- WORK INSTRUCTION
Copy out all the entries exactly.

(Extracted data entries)

★ ★ ★ ★ ★

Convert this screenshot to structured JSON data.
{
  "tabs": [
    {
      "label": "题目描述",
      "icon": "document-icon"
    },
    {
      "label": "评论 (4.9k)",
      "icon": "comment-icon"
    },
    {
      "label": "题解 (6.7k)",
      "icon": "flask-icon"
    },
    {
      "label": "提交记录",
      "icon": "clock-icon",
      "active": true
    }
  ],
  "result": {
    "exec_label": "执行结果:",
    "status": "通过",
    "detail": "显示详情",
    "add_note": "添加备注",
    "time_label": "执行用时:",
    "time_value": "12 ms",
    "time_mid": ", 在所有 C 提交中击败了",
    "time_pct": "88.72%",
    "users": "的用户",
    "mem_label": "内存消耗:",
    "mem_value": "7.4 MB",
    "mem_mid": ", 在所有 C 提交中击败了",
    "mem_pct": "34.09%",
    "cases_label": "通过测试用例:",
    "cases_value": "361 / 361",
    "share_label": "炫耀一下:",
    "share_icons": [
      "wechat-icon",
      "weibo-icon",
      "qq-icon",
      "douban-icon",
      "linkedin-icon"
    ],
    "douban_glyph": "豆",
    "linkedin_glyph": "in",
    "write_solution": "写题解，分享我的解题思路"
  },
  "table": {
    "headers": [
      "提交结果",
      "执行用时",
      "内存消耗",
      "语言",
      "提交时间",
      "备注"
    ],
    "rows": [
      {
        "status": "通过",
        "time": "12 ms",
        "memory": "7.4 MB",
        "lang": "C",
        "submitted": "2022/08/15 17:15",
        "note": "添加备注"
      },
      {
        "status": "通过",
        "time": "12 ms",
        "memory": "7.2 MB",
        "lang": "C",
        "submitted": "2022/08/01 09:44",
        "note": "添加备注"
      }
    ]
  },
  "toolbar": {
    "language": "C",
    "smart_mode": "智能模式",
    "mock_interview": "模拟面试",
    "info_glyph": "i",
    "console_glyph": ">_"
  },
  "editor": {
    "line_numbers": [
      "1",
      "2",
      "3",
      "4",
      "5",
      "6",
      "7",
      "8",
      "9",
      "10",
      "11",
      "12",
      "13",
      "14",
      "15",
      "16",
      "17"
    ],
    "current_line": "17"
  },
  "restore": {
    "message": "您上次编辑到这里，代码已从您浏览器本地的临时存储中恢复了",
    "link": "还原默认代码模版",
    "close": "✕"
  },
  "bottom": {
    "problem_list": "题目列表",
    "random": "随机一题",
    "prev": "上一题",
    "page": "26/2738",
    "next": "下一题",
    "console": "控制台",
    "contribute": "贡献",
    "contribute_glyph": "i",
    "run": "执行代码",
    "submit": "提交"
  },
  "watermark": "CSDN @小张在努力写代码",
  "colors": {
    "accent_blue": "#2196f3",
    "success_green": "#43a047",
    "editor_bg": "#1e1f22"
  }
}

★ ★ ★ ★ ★

- PROBLEM SOLUTION
Convert this screenshot to structured JSON data.
{
  "tabs": [
    {
      "label": "题目描述",
      "icon": "document-icon"
    },
    {
      "label": "评论 (4.9k)",
      "icon": "comment-icon"
    },
    {
      "label": "题解 (6.7k)",
      "icon": "flask-icon"
    },
    {
      "label": "提交记录",
      "icon": "clock-icon",
      "active": true
    }
  ],
  "result": {
    "exec_label": "执行结果:",
    "status": "通过",
    "detail": "显示详情",
    "add_note": "添加备注",
    "time_label": "执行用时:",
    "time_value": "12 ms",
    "time_mid": ", 在所有 C 提交中击败了",
    "time_pct": "88.72%",
    "users": "的用户",
    "mem_label": "内存消耗:",
    "mem_value": "7.4 MB",
    "mem_mid": ", 在所有 C 提交中击败了",
    "mem_pct": "34.09%",
    "cases_label": "通过测试用例:",
    "cases_value": "361 / 361",
    "share_label": "炫耀一下:",
    "share_icons": [
      "wechat-icon",
      "weibo-icon",
      "qq-icon",
      "douban-icon",
      "linkedin-icon"
    ],
    "douban_glyph": "豆",
    "linkedin_glyph": "in",
    "write_solution": "写题解，分享我的解题思路"
  },
  "table": {
    "headers": [
      "提交结果",
      "执行用时",
      "内存消耗",
      "语言",
      "提交时间",
      "备注"
    ],
    "rows": [
      {
        "status": "通过",
        "time": "12 ms",
        "memory": "7.4 MB",
        "lang": "C",
        "submitted": "2022/08/15 17:15",
        "note": "添加备注"
      },
      {
        "status": "通过",
        "time": "12 ms",
        "memory": "7.2 MB",
        "lang": "C",
        "submitted": "2022/08/01 09:44",
        "note": "添加备注"
      }
    ]
  },
  "toolbar": {
    "language": "C",
    "smart_mode": "智能模式",
    "mock_interview": "模拟面试",
    "info_glyph": "i",
    "console_glyph": ">_"
  },
  "editor": {
    "line_numbers": [
      "1",
      "2",
      "3",
      "4",
      "5",
      "6",
      "7",
      "8",
      "9",
      "10",
      "11",
      "12",
      "13",
      "14",
      "15",
      "16",
      "17"
    ],
    "current_line": "17"
  },
  "restore": {
    "message": "您上次编辑到这里，代码已从您浏览器本地的临时存储中恢复了",
    "link": "还原默认代码模版",
    "close": "✕"
  },
  "bottom": {
    "problem_list": "题目列表",
    "random": "随机一题",
    "prev": "上一题",
    "page": "26/2738",
    "next": "下一题",
    "console": "控制台",
    "contribute": "贡献",
    "contribute_glyph": "i",
    "run": "执行代码",
    "submit": "提交"
  },
  "watermark": "CSDN @小张在努力写代码",
  "colors": {
    "accent_blue": "#2196f3",
    "success_green": "#43a047",
    "editor_bg": "#1e1f22"
  }
}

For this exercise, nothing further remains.